- [Goal of the exercise]
The word "kind" occurs in some lines of the data. Return each such line.

Saved entries
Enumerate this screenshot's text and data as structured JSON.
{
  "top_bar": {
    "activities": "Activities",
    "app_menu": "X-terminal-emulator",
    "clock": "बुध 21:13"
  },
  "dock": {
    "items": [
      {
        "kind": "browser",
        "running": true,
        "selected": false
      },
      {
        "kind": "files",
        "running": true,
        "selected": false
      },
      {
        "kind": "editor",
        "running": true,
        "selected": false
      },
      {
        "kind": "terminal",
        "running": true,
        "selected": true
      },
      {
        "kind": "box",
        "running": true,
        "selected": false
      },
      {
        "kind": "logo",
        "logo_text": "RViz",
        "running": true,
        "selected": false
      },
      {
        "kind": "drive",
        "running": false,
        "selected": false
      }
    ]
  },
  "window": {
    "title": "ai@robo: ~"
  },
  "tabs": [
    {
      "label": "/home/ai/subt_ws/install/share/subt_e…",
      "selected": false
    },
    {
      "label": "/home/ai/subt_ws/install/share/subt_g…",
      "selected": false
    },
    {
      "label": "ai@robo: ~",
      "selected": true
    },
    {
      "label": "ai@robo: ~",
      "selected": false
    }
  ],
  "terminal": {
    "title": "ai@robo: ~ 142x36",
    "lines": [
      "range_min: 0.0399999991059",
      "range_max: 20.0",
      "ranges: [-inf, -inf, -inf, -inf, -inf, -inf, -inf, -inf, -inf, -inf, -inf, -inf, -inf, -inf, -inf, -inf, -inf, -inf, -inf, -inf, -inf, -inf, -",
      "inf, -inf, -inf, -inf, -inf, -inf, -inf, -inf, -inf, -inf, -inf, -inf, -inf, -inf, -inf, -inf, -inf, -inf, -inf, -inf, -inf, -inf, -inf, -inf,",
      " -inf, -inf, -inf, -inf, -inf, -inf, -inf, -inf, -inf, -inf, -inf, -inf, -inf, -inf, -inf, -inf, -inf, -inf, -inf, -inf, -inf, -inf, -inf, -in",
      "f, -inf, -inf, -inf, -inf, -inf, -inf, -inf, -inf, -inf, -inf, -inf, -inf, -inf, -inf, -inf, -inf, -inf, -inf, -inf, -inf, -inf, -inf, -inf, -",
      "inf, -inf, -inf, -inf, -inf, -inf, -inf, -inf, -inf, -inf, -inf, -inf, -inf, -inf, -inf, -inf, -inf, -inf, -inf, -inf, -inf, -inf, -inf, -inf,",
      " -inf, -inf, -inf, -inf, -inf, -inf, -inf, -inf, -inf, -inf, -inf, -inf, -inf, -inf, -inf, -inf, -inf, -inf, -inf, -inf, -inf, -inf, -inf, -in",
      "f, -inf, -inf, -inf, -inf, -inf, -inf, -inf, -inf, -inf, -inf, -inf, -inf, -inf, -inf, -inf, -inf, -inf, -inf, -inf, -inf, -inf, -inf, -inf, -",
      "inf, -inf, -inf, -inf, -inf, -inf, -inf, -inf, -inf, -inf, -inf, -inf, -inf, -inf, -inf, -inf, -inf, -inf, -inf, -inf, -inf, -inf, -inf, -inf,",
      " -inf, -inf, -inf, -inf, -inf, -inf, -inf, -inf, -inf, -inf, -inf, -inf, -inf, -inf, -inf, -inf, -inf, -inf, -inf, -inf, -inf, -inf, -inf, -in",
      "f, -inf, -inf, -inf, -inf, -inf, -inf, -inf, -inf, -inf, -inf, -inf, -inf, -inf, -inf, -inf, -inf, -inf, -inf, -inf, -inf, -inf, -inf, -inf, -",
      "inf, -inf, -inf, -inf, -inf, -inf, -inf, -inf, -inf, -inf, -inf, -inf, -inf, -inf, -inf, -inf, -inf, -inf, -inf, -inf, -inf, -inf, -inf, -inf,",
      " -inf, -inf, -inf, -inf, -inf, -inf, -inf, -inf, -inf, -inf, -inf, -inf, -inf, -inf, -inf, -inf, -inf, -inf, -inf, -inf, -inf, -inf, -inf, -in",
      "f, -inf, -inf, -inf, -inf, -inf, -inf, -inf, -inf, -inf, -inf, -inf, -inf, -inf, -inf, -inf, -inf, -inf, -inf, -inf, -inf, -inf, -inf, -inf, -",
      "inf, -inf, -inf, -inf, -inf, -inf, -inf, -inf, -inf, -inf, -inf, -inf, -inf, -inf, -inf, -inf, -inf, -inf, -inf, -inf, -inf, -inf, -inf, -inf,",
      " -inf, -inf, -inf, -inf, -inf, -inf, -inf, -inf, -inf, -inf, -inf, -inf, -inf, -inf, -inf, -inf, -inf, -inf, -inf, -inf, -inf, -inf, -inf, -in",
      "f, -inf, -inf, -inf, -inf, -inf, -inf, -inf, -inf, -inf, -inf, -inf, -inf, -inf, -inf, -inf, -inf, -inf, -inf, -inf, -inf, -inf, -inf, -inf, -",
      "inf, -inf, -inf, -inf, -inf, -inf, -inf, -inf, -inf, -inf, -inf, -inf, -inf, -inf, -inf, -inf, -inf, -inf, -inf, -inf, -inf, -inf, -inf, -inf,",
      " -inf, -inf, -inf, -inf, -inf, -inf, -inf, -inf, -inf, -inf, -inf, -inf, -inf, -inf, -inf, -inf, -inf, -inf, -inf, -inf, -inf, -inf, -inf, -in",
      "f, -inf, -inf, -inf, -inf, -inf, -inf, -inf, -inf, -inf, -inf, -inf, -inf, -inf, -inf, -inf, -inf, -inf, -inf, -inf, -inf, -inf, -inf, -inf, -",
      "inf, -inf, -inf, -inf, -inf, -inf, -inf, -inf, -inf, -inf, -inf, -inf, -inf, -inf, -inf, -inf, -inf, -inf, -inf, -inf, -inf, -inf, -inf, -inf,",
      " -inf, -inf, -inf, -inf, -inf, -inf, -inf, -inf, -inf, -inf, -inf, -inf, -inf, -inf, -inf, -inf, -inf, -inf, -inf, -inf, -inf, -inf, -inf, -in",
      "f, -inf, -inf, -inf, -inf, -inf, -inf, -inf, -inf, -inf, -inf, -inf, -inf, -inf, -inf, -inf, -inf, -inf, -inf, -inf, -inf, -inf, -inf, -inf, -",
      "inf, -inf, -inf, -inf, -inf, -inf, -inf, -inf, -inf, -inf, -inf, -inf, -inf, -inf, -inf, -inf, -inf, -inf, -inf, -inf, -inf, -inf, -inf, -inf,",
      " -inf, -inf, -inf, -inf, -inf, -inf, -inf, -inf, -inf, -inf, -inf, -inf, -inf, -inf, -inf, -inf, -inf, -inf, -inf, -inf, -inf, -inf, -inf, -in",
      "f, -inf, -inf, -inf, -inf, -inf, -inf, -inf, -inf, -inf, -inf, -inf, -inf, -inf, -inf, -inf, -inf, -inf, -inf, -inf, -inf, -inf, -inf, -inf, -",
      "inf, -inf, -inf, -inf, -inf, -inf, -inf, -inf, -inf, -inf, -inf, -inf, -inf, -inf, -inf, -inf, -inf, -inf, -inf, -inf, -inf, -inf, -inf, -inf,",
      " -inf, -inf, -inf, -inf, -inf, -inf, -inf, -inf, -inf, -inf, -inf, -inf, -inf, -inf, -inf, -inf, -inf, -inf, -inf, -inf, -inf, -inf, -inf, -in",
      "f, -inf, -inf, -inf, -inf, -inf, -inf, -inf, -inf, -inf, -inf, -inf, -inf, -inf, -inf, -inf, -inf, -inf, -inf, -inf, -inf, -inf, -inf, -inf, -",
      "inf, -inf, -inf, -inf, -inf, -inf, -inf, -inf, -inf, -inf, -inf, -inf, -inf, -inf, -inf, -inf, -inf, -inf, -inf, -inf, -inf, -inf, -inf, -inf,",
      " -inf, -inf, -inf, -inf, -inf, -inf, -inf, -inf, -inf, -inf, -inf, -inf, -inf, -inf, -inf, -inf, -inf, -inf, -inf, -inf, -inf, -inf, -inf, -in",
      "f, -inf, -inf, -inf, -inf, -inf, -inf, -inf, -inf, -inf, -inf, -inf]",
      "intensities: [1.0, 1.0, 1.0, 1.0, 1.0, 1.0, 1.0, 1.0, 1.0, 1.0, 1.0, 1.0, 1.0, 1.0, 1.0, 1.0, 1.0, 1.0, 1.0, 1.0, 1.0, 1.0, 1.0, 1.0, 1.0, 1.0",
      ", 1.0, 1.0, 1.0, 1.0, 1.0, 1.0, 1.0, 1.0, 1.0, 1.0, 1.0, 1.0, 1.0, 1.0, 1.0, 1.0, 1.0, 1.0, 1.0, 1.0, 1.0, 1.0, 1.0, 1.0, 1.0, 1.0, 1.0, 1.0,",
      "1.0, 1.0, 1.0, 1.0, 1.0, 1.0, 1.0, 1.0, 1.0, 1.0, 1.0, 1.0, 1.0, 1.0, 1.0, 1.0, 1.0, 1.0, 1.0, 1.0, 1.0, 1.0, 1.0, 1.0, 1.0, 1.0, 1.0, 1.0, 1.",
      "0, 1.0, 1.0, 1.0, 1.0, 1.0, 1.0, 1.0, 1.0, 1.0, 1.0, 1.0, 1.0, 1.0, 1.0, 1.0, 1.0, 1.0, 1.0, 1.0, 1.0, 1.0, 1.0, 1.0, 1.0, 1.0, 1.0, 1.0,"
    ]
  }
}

- [Exercise output]
        "kind": "browser",
        "kind": "files",
        "kind": "editor",
        "kind": "terminal",
        "kind": "box",
        "kind": "logo",
        "kind": "drive",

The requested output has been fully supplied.